PROBLEM DESCRIPTION:
Search the records for the word "Physical" and copy every line in which it occurs.

RECORDS FOR PROCESSING:
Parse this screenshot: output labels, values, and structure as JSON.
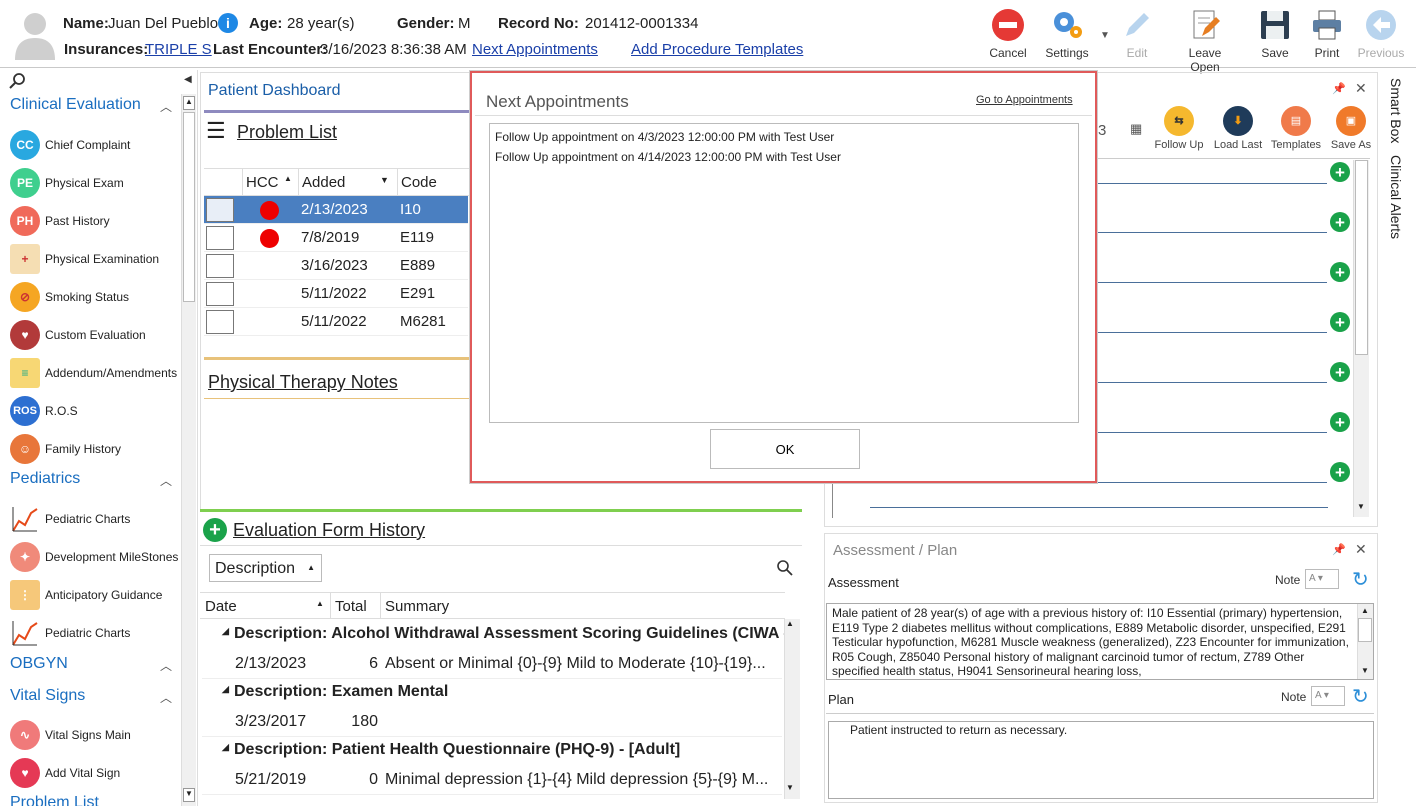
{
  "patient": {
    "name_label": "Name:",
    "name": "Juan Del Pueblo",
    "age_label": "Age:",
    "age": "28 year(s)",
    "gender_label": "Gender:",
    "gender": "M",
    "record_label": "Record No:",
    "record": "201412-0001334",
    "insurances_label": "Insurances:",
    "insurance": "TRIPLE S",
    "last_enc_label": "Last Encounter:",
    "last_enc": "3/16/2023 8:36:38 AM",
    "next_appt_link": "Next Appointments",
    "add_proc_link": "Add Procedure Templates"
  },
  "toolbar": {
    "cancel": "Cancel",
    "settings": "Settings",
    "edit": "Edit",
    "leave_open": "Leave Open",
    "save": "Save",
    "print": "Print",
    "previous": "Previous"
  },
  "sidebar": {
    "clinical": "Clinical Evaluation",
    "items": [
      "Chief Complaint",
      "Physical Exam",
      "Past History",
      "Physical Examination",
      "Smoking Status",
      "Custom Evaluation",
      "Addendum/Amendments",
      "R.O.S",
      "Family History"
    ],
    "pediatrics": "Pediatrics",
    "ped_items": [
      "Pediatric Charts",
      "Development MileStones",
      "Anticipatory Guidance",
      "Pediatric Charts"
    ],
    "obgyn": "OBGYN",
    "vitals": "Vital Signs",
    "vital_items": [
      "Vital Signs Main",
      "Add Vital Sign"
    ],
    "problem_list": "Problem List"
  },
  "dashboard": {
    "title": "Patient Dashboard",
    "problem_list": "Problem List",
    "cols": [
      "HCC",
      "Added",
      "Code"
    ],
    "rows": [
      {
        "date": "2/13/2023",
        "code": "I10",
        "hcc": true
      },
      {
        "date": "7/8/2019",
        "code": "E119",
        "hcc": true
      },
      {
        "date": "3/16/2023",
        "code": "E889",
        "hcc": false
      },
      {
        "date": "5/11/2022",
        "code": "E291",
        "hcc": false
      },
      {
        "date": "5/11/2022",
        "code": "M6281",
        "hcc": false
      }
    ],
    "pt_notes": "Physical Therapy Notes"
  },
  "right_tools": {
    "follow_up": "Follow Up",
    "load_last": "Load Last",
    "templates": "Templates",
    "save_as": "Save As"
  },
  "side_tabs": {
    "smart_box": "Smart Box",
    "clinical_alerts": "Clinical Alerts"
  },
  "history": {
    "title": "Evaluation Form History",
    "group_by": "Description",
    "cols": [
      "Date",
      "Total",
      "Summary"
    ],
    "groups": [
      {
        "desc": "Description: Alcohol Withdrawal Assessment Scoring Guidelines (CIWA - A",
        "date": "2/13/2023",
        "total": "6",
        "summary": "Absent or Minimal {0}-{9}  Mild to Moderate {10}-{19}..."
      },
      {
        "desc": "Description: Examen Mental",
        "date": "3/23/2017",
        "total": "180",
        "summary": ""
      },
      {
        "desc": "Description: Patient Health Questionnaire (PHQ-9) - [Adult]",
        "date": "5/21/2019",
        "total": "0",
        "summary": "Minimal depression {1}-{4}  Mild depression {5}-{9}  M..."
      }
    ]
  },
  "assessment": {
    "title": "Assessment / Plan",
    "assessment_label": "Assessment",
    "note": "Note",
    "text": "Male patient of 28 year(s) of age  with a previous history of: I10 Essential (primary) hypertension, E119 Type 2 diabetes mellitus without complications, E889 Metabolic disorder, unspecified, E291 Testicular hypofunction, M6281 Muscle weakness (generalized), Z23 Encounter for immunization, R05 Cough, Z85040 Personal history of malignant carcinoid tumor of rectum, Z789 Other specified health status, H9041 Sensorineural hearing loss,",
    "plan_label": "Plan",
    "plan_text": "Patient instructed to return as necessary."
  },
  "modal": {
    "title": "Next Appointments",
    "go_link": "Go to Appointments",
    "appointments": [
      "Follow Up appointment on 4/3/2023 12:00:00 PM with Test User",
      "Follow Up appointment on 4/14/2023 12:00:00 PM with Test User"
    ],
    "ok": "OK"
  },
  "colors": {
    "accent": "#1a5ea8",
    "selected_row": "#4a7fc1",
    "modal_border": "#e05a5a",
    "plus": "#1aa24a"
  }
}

RESULT OF THIS TASK:
      "Physical Exam",
      "Physical Examination",
    "pt_notes": "Physical Therapy Notes"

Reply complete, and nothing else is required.